Data items:
-.-.-

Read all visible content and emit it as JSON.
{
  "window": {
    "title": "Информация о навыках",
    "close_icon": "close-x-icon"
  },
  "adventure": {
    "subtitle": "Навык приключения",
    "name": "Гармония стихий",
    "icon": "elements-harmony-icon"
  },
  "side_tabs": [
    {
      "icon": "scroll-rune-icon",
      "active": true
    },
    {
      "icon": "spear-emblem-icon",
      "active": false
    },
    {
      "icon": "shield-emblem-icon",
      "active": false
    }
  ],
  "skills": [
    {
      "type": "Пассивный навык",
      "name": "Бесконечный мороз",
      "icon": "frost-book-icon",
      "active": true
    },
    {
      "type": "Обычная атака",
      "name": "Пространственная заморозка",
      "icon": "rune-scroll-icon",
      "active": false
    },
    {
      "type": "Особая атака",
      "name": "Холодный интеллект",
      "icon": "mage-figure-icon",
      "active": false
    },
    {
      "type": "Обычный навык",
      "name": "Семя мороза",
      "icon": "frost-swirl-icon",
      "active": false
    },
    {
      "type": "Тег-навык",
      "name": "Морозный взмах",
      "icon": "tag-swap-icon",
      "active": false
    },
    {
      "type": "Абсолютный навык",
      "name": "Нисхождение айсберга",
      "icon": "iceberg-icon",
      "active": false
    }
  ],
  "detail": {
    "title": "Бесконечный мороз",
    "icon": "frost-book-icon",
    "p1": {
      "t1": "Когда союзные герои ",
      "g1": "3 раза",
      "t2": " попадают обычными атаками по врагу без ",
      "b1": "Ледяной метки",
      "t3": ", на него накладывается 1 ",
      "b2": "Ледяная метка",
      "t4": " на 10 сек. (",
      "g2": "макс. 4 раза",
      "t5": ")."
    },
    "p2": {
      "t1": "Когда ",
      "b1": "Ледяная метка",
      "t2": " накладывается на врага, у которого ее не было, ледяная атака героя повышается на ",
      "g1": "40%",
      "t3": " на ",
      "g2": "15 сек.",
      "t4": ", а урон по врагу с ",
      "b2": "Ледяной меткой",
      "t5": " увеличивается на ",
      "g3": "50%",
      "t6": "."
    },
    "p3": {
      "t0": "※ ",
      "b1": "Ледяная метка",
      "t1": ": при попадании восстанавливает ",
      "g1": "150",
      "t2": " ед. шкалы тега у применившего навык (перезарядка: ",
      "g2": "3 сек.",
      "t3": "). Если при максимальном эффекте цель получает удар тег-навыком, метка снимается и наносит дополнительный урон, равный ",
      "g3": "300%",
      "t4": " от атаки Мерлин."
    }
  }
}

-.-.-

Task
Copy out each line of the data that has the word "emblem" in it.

Written solution
      "icon": "spear-emblem-icon",
      "icon": "shield-emblem-icon",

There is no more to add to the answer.